The Project has now run two consecutive seasons of full scale excavations, which included the discovery of the Rosemarkie Man Pictish skeleton in 2016.  Listen to the BBC radio feature here and watch the BBC Landward segment here.

For up to date information see the 2016 season blog, 2017 season blog and RCP website. Reports can also found here.

2006 - 2013

A subterranean offshoot of NOSAS, the Rosemarkie Caves Project (RCP) was set up to research the archaeology of the caves on the Moray Firth coast near Rosemarkie. nbvmnbvnbvmvvmvnvbA pilot dig was carried out at one of the larger caves below Learnie in 2006 when evidence was found of occupation and leatherwork in the 19th century, probably by summer travelers. In 2010 Cairds’ Cave was excavated. This cave is the closest to Rosemarkie, and was traditionally said to be the site of Dr William MacLean’s excavations 100 years ago. The dig established that the cave had been excavated before, probably by Dr MacLean. Analysis of bone and charcoal indicated that the cave was in use as far back as the Iron Age.
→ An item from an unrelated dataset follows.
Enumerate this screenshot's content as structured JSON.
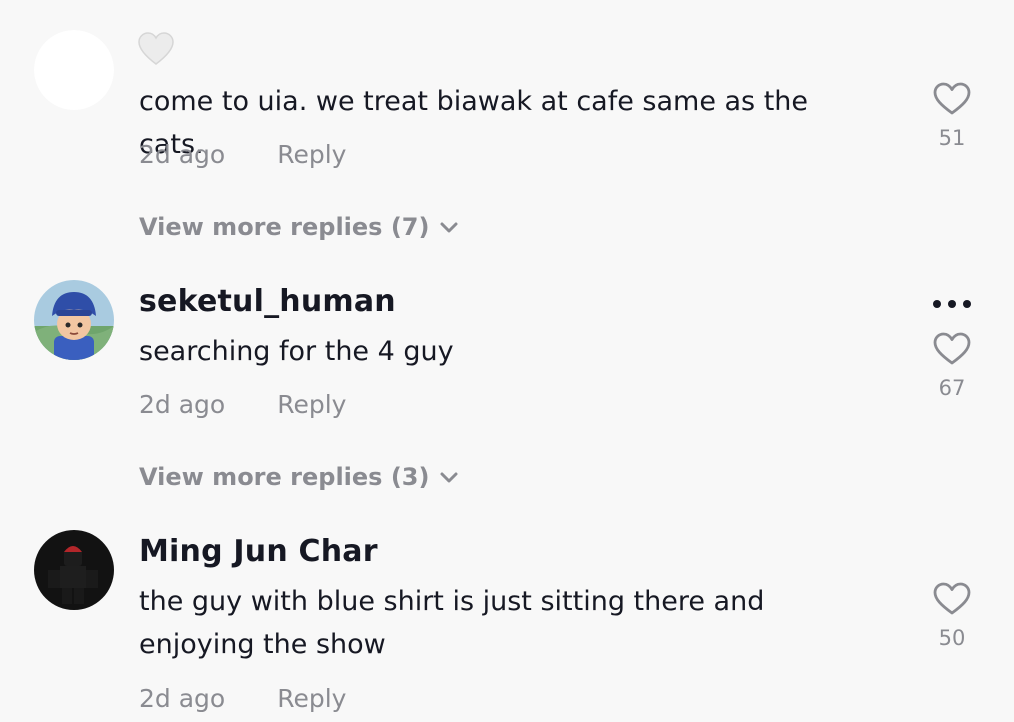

Photos: Top Right: Rosemarkie Man. Right: Stacks on the beach, with Sea Cave near the shore.  Below The Through and Through Cave


There are 19 caves on this stretch of coastline, they have been high and dry for over 4000 years and apart from interest by RCP and Dr MacLean, their archaeological potential has never been explored. The caves have now been surveyed and during 2012-13 the RCP members dug test pits in several of them and sent away bone and charcoal samples from the deepest pits, which went to the Scottish Universities Environmental Research Centre (SUERC) for carbon dating. The purpose was to ascertain in which periods the caves were used and to find out, if possible, the earliest occupation.

The historic periods found in the results have been varied. In 2006, Learnie 2B finds indicated that the cave had been used by travelers in the 19th century (similar finds were made at Ivy Cave), while the 2010 excavation of Cairds' Cave showed that the cave had been used from the Iron Age, c. 300 BC through to Pictish times, 600-700 AD. The recent test pit results from four of the caves at Learnie were similar. The samples were taken from, typically, a depth of 1 to 1.4 metres and gave results of 600-900 AD in three of the caves, while Learnie 3C had an earlier date of 200 AD. In addition to the results from these samples, 3 pieces of medieval pottery were found in an ash deposit in Learnie 2B. 

The RCP's investigations have begun to hint at domestic use of the caves from the Iron Age through to Pictish times before the arrival of the Vikings with some re-use in the later Medieval period. In more modern times it seems that (gypsy) travelers used the caves in the 19th and early 20th centuries.

 

 

 

 

 

 

 

 

 

Photos: Above: 2010 excavation of Cairds' Cave.

Left: Test-pitting in Learnie 2B